In Iran, and indeed throughout the ancient world, people were fascinated with the stars and planets that filled the night sky. Careful study of the motions of planets was well established in Mesopotamia by the 3rd millennium BC. Babylonian astronomers became particularly proficient in the practice, using mathematical formulas to map and predict astral movements and keeping detailed records on clay tablets, some of which survive. These scholars observed the stars to help understand and predict the times for harvest, natural disasters, and even the rise and fall of political powers.

When the Achaemenid kings conquered Babylon in the 6th century BC, they allowed Babylonian astrologers to continue working without interruption.
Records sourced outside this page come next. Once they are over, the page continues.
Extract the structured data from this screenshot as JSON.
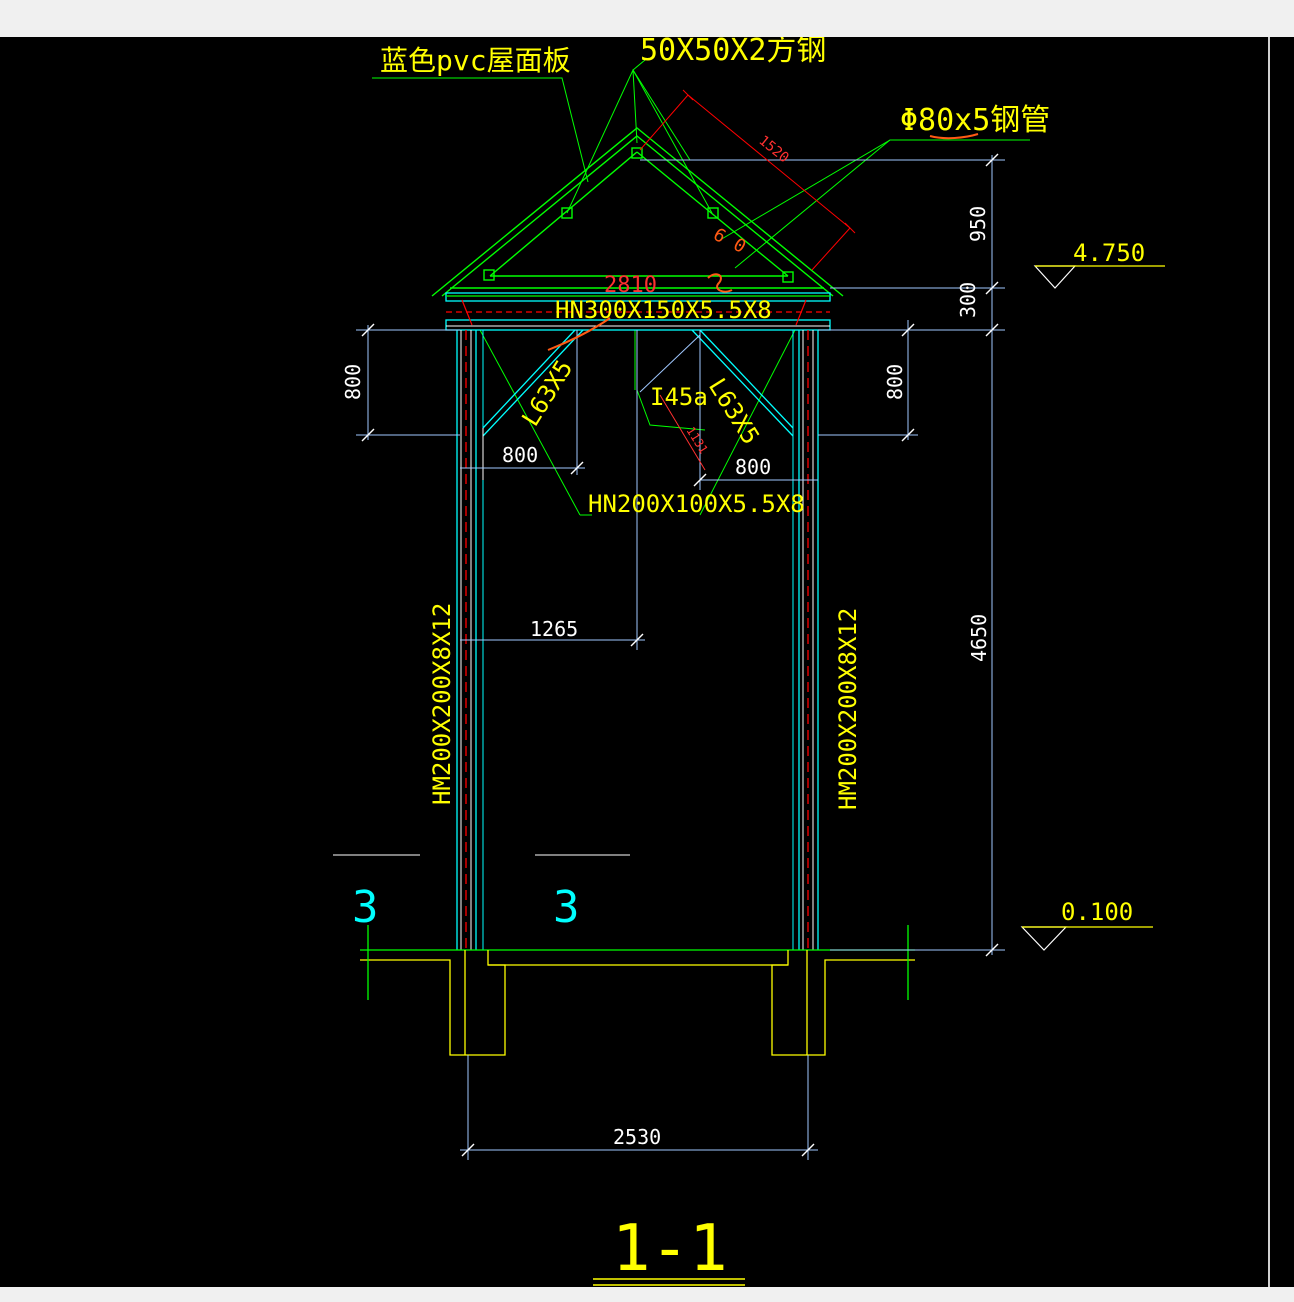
{
  "drawing": {
    "title": "1-1",
    "labels": {
      "roof_panel": "蓝色pvc屋面板",
      "square_tube": "50X50X2方钢",
      "steel_pipe": "Φ80x5钢管",
      "top_beam": "HN300X150X5.5X8",
      "brace_beam": "HN200X100X5.5X8",
      "angle_left": "L63X5",
      "angle_right": "L63X5",
      "channel": "I45a",
      "column_left": "HM200X200X8X12",
      "column_right": "HM200X200X8X12",
      "section_mark_left": "3",
      "section_mark_right": "3"
    },
    "dims": {
      "rafter": "1520",
      "span_top": "2810",
      "roof_height": "950",
      "beam_depth": "300",
      "brace_left_v": "800",
      "brace_right_v": "800",
      "brace_left_h": "800",
      "brace_right_h": "800",
      "diag": "1131",
      "half_span": "1265",
      "column_height": "4650",
      "base_width": "2530"
    },
    "elevations": {
      "top": "4.750",
      "bottom": "0.100"
    },
    "annotations": {
      "mark1": "6",
      "mark2": "0"
    }
  },
  "colors": {
    "green": "#00ff00",
    "yellow": "#ffff00",
    "white": "#ffffff",
    "cyan": "#00ffff",
    "red": "#ff0000",
    "orange": "#ff5a14",
    "blueish": "#a0c8ff"
  }
}
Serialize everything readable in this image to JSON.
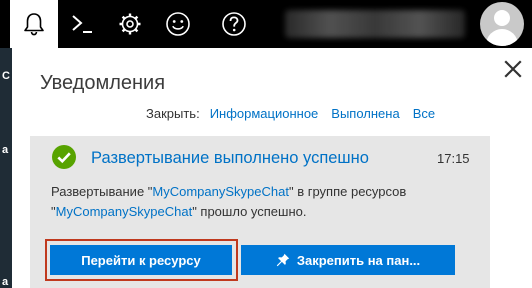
{
  "topbar": {
    "icons": [
      "bell-icon",
      "terminal-icon",
      "gear-icon",
      "smiley-icon",
      "help-icon"
    ],
    "active_icon": "bell-icon",
    "background": "#000000",
    "avatar_icon": "user-avatar-icon"
  },
  "leftstrip": {
    "letters": [
      "C",
      "a",
      "a"
    ]
  },
  "panel": {
    "title": "Уведомления",
    "close_icon": "close-icon",
    "dismiss": {
      "label": "Закрыть:",
      "links": [
        "Информационное",
        "Выполнена",
        "Все"
      ]
    }
  },
  "notification": {
    "status_icon": "check-circle-icon",
    "title": "Развертывание выполнено успешно",
    "time": "17:15",
    "message": {
      "part1": "Развертывание \"",
      "resource1": "MyCompanySkypeChat",
      "part2": "\" в группе ресурсов",
      "part3": "\"",
      "resource2": "MyCompanySkypeChat",
      "part4": "\" прошло успешно."
    },
    "buttons": {
      "goto_label": "Перейти к ресурсу",
      "pin_label": "Закрепить на пан..."
    }
  },
  "colors": {
    "accent": "#0078d7",
    "link": "#0072c6",
    "success": "#57a300",
    "highlight": "#c0391e"
  }
}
Astronomers travelled with the Iranian king to provide him with horoscopes and celestially-informed advice. As the centuries progressed, Ancient Iranian astronomy was further refined by dialogue with the astrological traditions of India and the Greco-Roman world.  Five branches of astronomy had emerged by the time of the Sasanian Empire:
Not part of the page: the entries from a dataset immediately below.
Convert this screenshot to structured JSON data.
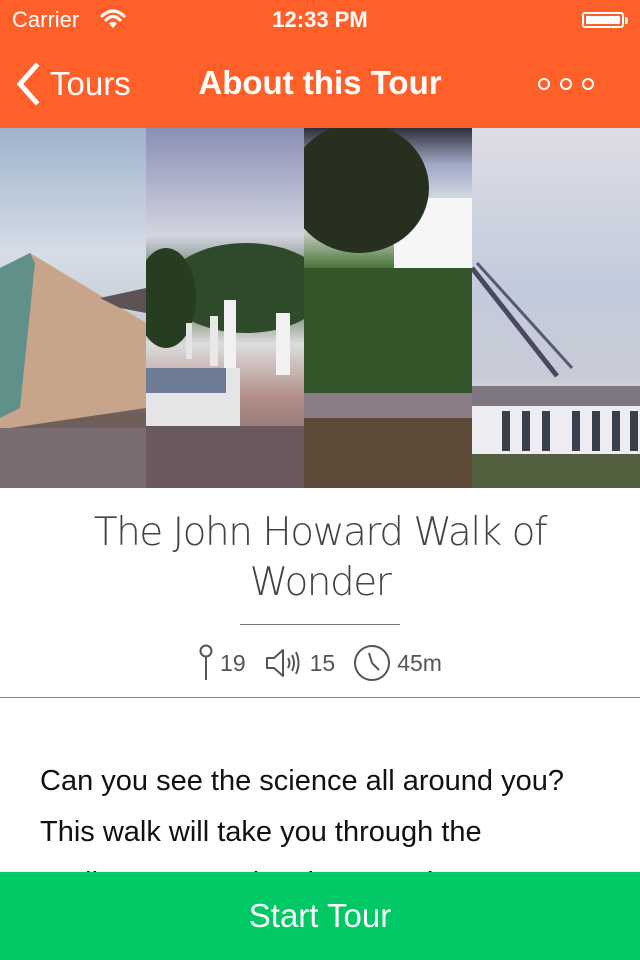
{
  "status_bar": {
    "carrier": "Carrier",
    "time": "12:33 PM",
    "icons": [
      "wifi-icon",
      "battery-icon"
    ]
  },
  "nav": {
    "back_label": "Tours",
    "back_icon": "chevron-left-icon",
    "title": "About this Tour",
    "more_icon": "more-options-icon"
  },
  "hero": {
    "photos": [
      {
        "subject": "Glass and wood wall building with mountain"
      },
      {
        "subject": "Pergola walkway with trees and fountain"
      },
      {
        "subject": "White building on grassy hill"
      },
      {
        "subject": "Parliament House flagpole"
      }
    ]
  },
  "tour": {
    "title": "The John Howard Walk of Wonder",
    "stats": [
      {
        "icon": "map-pin-icon",
        "value": "19"
      },
      {
        "icon": "speaker-icon",
        "value": "15"
      },
      {
        "icon": "clock-icon",
        "value": "45m"
      }
    ],
    "description": "Can you see the science all around you? This walk will take you through the Parliamentary Triangle, up to the"
  },
  "actions": {
    "start_label": "Start Tour"
  },
  "colors": {
    "brand": "#ff5f28",
    "action": "#00c864"
  }
}
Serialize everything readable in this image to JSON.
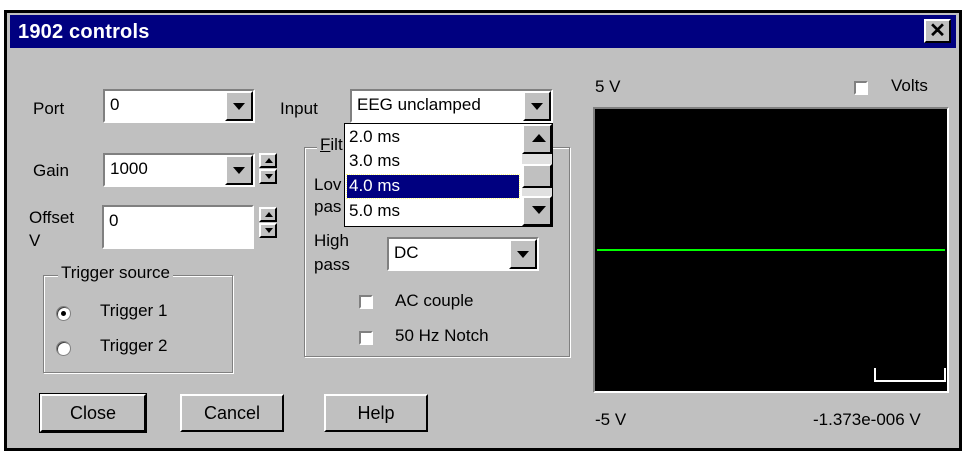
{
  "window": {
    "title": "1902 controls"
  },
  "port": {
    "label": "Port",
    "value": "0"
  },
  "input": {
    "label": "Input",
    "value": "EEG unclamped"
  },
  "gain": {
    "label": "Gain",
    "value": "1000"
  },
  "offset": {
    "label_line1": "Offset",
    "label_line2": "V",
    "value": "0"
  },
  "trigger": {
    "title": "Trigger source",
    "options": [
      "Trigger 1",
      "Trigger 2"
    ],
    "selected": "Trigger 1"
  },
  "filter": {
    "title_partial": "Filt",
    "title_underline": "F",
    "low_label_line1": "Lov",
    "low_label_line2": "pas",
    "high_label_line1": "High",
    "high_label_line2": "pass",
    "high_value": "DC",
    "ac_couple_label": "AC couple",
    "notch_label": "50 Hz Notch",
    "ac_couple_checked": false,
    "notch_checked": false
  },
  "dropdown_list": {
    "items": [
      "2.0 ms",
      "3.0 ms",
      "4.0 ms",
      "5.0 ms"
    ],
    "selected": "4.0 ms"
  },
  "buttons": {
    "close": "Close",
    "cancel": "Cancel",
    "help": "Help"
  },
  "scope": {
    "top_label": "5 V",
    "bottom_label": "-5 V",
    "readout": "-1.373e-006 V",
    "volts_label": "Volts",
    "volts_checked": false,
    "trace_color": "#00ff00",
    "background": "#000000",
    "trace_level_fraction": 0.5
  },
  "colors": {
    "face": "#c0c0c0",
    "titlebar": "#000080",
    "selection": "#000080"
  }
}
  • Genethialogy: predictions about individuals based on the Zodiac
  • Astrological history: recording of the rise and fall of rulers, dynasties, governments, and religions
  • Catarchic analysis: guidance for followers towards choosing a time to begin certain activities
  • Interrogations: astrologers posing questions to themselves, a sort of philosophical rhetoric
  • Iatromathematics: applying astrological doctrines to medical practice

Astrology continues to fascinate today, and has recently enjoyed a resurgence in Western culture, but in Ancient Iran it was more pervasive and taken far more seriously, combining what we would describe as astronomy – a sophisticated system for observing the stars and other celestial phenomena – and the belief that the stars communicate divine truths.